Billy pleads with Bobby to be included in the curragh, or skiff, headed for Inishmore but is rebuffed. Not until the boy shows the older man a letter from Dr. McSharry, the village doctor who had examined Billy a day earlier, does Bobby relent. Be at the quay at 9 o’clock tomorrow, he tells Billy. Out of nowhere, JohnyPateen appears and demands to read the doctor’s report.
“Be showing it to JohnnyPateen that letter now, cripple-boy,” he says imperiously, his hand out.
“I won’t be showing you me letter,” Billy replies.
“What d’you mean you won’t be showing me your letter?” the blatherskite shouts. “You showed him [Bobby] your letter!
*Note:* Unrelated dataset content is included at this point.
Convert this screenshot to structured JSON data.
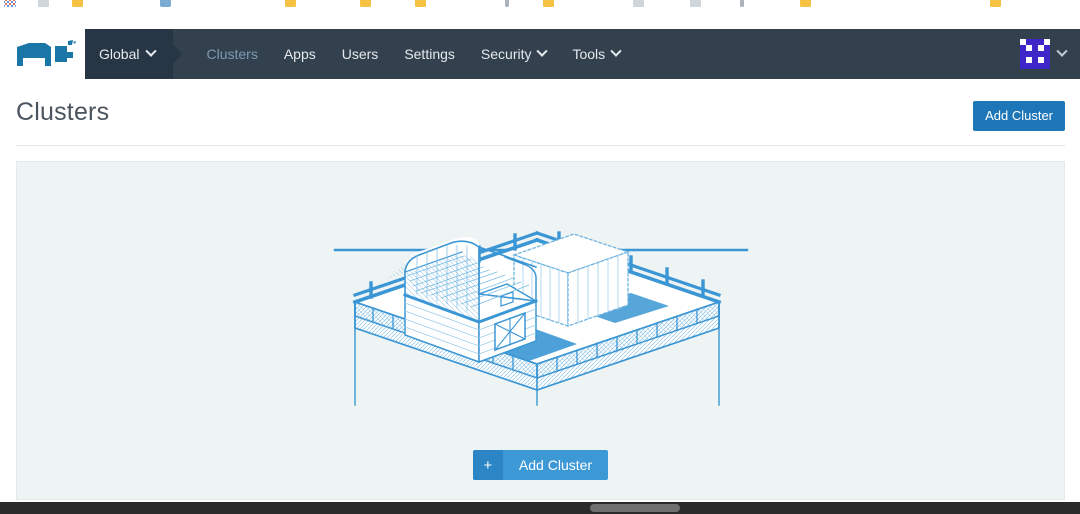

Be handing it over, now!” But Billy won’t budge.
And so it happens that Bobby, Bartley, Helen and Billy row to Inishmore, but only the first three come back. The American film crew takes Billy with them back to California for a screen test, where he spends the next several months to no avail and his wheeze is now a wracking, ominous cough. Dr. McSharry obviously had found trouble in the young man’s lungs and that’s what his letter was about.
After thinking he could escape the miseries of Inishmaan in California, Billy realizes he can’t and so he returns to the island. There, a new round of bitter discoveries (involving the truth about his parents’ deaths) and dashed hope (after a surprising hint of affection from Helen) await him. The door to that cellar swings open once again.